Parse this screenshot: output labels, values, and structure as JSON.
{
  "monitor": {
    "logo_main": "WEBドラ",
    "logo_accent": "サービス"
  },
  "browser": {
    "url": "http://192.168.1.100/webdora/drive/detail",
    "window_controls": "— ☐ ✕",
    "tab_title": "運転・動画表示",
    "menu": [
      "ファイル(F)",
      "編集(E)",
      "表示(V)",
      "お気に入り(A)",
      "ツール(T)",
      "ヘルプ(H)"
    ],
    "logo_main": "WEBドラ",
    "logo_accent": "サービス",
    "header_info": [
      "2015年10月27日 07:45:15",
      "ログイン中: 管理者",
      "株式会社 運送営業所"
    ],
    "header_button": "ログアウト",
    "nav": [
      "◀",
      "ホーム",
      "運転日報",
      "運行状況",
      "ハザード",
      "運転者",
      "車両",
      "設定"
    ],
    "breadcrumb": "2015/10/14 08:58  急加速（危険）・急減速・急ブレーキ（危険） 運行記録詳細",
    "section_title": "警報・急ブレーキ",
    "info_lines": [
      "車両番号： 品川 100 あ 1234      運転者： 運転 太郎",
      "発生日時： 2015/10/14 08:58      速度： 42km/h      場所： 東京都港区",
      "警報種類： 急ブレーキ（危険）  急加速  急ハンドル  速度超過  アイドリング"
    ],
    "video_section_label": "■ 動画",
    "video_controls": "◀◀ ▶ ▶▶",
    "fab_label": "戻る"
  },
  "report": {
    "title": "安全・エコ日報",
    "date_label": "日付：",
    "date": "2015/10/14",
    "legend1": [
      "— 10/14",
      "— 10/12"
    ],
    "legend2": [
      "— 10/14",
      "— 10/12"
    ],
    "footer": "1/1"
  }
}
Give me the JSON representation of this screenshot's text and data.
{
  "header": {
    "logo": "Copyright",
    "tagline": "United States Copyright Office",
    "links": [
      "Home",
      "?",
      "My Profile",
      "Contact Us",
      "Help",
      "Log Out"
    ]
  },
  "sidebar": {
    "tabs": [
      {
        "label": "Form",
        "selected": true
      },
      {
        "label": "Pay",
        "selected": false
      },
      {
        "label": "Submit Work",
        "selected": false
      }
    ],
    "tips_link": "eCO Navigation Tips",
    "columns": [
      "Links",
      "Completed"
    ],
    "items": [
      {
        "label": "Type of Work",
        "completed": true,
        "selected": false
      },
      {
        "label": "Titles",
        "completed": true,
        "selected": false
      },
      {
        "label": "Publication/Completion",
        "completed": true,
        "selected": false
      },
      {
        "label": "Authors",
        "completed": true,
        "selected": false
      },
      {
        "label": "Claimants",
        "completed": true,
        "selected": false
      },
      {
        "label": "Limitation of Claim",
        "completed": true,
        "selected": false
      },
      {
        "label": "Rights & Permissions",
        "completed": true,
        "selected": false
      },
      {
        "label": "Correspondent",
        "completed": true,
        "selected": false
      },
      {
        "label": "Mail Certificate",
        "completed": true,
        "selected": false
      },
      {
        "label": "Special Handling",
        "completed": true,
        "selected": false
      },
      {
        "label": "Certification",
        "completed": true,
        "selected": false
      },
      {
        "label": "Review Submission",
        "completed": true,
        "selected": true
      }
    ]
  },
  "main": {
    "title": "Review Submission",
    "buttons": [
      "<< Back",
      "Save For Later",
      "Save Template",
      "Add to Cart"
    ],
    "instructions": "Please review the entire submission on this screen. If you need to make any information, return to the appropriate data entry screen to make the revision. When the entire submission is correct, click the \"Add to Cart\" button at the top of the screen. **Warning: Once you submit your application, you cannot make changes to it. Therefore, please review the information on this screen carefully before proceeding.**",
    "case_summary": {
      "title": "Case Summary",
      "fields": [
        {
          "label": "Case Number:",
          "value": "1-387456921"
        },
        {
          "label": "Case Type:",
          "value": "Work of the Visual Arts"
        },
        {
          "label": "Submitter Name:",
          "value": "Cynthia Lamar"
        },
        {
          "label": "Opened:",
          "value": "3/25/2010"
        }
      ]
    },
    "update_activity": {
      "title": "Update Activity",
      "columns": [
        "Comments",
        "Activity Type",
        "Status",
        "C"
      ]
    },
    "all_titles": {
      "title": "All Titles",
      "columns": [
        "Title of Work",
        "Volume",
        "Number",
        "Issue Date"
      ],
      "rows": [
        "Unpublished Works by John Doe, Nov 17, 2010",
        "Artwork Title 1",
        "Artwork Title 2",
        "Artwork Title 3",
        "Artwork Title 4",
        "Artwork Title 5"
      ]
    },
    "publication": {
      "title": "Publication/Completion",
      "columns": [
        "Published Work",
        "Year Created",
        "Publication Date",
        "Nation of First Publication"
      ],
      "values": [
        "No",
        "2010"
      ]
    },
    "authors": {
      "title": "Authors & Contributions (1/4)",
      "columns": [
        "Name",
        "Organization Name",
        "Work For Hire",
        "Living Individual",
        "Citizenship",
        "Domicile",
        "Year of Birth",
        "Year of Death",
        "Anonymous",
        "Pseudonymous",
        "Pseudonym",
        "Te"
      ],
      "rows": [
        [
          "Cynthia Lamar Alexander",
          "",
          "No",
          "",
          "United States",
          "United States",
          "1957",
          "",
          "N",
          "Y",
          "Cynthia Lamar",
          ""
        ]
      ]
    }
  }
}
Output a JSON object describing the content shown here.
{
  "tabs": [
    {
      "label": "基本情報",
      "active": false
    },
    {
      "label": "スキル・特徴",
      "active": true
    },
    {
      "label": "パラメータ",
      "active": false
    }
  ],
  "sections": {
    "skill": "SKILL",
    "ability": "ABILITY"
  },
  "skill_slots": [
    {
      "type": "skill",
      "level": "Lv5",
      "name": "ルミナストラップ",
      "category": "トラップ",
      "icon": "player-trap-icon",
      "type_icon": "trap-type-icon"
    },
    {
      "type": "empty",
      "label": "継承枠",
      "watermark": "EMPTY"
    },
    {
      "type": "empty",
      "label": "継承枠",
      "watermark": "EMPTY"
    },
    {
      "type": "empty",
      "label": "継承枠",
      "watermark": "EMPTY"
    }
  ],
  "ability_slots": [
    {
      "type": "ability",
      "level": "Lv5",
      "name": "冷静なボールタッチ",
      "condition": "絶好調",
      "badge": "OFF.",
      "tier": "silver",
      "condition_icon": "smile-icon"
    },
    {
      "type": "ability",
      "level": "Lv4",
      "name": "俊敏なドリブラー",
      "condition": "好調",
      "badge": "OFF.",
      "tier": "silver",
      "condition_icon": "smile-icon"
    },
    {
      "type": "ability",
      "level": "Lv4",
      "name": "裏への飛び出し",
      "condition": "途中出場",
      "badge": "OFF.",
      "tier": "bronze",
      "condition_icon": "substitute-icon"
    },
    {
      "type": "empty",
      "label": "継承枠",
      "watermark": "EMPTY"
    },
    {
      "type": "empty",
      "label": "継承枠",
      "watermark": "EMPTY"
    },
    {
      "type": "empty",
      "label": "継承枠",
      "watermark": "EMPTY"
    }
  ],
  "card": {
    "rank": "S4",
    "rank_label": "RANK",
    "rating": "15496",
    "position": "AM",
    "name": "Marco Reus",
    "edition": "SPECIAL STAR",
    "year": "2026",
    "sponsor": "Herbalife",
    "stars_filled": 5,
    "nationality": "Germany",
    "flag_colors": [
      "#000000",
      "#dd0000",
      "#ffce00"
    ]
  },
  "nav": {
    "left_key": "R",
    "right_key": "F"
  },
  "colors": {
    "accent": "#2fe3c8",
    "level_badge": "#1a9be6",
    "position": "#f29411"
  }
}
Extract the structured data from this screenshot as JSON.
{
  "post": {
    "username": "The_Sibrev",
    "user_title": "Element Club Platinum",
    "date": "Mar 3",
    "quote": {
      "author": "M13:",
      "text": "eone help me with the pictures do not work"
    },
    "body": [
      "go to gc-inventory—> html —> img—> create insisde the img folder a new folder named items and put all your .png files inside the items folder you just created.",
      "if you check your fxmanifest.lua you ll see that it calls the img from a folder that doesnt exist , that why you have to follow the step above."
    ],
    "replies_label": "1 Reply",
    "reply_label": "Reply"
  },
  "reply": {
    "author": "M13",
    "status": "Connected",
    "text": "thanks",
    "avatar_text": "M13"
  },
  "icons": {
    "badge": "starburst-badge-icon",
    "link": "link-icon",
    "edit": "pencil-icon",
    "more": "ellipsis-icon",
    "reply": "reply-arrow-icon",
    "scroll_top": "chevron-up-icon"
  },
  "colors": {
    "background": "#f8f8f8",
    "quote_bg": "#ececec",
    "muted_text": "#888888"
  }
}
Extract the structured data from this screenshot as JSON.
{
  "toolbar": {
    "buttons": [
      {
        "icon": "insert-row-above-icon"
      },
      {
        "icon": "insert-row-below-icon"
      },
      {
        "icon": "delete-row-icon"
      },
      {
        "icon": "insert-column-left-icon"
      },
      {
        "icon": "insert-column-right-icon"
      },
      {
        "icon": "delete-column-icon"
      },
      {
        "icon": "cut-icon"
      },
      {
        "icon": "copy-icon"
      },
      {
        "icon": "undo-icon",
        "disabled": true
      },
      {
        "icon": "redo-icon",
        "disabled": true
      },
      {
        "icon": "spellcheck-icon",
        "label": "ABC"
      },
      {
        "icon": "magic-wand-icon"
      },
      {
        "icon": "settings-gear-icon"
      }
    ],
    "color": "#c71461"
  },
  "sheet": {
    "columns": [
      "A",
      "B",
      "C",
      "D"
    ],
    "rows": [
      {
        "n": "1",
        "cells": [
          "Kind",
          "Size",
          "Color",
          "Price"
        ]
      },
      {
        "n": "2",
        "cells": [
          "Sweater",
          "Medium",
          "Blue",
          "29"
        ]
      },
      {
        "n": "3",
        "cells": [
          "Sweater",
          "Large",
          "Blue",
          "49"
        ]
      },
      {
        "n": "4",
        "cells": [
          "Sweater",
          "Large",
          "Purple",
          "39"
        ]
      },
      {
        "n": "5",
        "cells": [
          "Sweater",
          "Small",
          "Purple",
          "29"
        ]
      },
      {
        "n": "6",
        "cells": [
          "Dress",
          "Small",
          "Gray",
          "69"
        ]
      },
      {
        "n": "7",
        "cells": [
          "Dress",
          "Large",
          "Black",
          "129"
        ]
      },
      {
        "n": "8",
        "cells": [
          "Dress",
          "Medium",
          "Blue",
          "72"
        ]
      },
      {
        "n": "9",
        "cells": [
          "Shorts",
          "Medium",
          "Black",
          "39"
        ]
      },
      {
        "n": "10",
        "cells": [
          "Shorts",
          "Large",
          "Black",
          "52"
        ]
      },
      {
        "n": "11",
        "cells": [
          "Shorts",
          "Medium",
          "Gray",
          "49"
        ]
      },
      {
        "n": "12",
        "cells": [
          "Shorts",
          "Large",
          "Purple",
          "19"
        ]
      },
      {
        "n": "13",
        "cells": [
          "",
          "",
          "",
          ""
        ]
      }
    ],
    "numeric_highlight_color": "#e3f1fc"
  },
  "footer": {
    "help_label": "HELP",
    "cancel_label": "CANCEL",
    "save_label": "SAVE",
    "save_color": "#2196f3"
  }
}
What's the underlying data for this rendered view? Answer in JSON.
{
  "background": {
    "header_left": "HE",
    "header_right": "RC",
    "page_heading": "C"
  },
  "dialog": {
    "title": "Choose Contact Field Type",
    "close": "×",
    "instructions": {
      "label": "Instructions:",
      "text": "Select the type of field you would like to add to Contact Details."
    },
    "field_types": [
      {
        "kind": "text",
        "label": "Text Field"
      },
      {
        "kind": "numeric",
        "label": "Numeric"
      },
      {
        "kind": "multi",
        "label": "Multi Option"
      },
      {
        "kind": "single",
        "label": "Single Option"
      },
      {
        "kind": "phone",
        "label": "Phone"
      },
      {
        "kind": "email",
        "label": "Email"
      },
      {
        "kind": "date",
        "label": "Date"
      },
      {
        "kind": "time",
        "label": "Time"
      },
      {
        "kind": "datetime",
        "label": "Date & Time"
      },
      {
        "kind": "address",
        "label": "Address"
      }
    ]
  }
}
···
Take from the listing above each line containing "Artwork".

▶ **Exercise answer**
        "Artwork Title 1",
        "Artwork Title 2",
        "Artwork Title 3",
        "Artwork Title 4",
        "Artwork Title 5"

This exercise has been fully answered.